WHAT YOU ARE ASKED TO DO -> Every entry below must be retyped exactly, and the pictures must be left out.

MATERIAL FOR THIS EXERCISE ->
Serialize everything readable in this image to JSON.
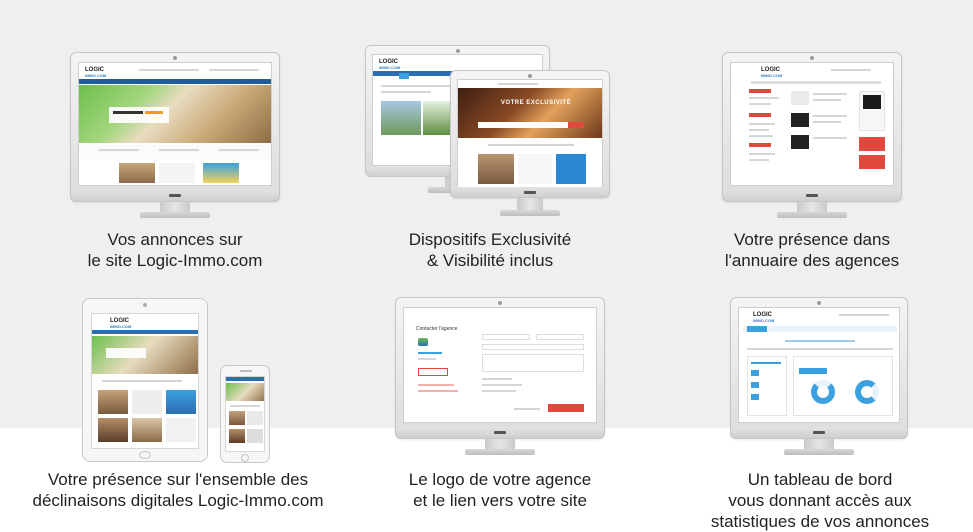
{
  "cards": [
    {
      "caption_lines": [
        "Vos annonces sur",
        "le site Logic-Immo.com"
      ]
    },
    {
      "caption_lines": [
        "Dispositifs Exclusivité",
        "& Visibilité inclus"
      ]
    },
    {
      "caption_lines": [
        "Votre présence dans",
        "l'annuaire des agences"
      ]
    },
    {
      "caption_lines": [
        "Votre présence sur l'ensemble des",
        "déclinaisons digitales Logic-Immo.com"
      ]
    },
    {
      "caption_lines": [
        "Le logo de votre agence",
        "et le lien vers votre site"
      ]
    },
    {
      "caption_lines": [
        "Un tableau de bord",
        "vous donnant accès aux",
        "statistiques de vos annonces"
      ]
    }
  ],
  "screens": {
    "logo_main": "LOGIC",
    "logo_sub": "IMMO.COM",
    "hero_exclusive": "VOTRE EXCLUSIVITÉ",
    "contact_title": "Contacter l'agence"
  },
  "colors": {
    "blue": "#2b6fb0",
    "light_blue": "#3aa0e0",
    "red": "#e0483b",
    "background": "#efefef"
  }
}
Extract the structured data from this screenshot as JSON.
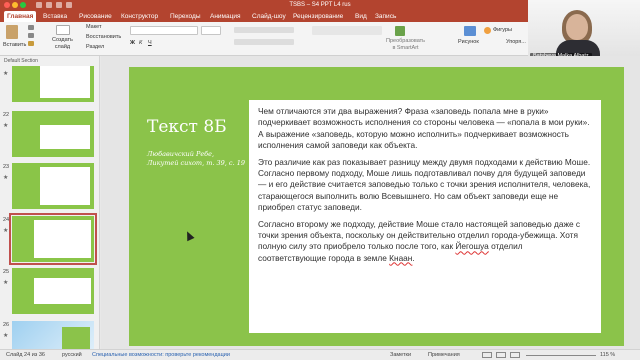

TASK RESULT ->
Serialize everything readable in this image to JSON.
{
  "cards": [
    {
      "caption_lines": [
        "Vos annonces sur",
        "le site Logic-Immo.com"
      ]
    },
    {
      "caption_lines": [
        "Dispositifs Exclusivité",
        "& Visibilité inclus"
      ]
    },
    {
      "caption_lines": [
        "Votre présence dans",
        "l'annuaire des agences"
      ]
    },
    {
      "caption_lines": [
        "Votre présence sur l'ensemble des",
        "déclinaisons digitales Logic-Immo.com"
      ]
    },
    {
      "caption_lines": [
        "Le logo de votre agence",
        "et le lien vers votre site"
      ]
    },
    {
      "caption_lines": [
        "Un tableau de bord",
        "vous donnant accès aux",
        "statistiques de vos annonces"
      ]
    }
  ],
  "screens": {
    "logo_main": "LOGIC",
    "logo_sub": "IMMO.COM",
    "hero_exclusive": "VOTRE EXCLUSIVITÉ",
    "contact_title": "Contacter l'agence"
  },
  "colors": {
    "blue": "#2b6fb0",
    "light_blue": "#3aa0e0",
    "red": "#e0483b",
    "background": "#efefef"
  }
}
Extract the structured data from this screenshot as JSON.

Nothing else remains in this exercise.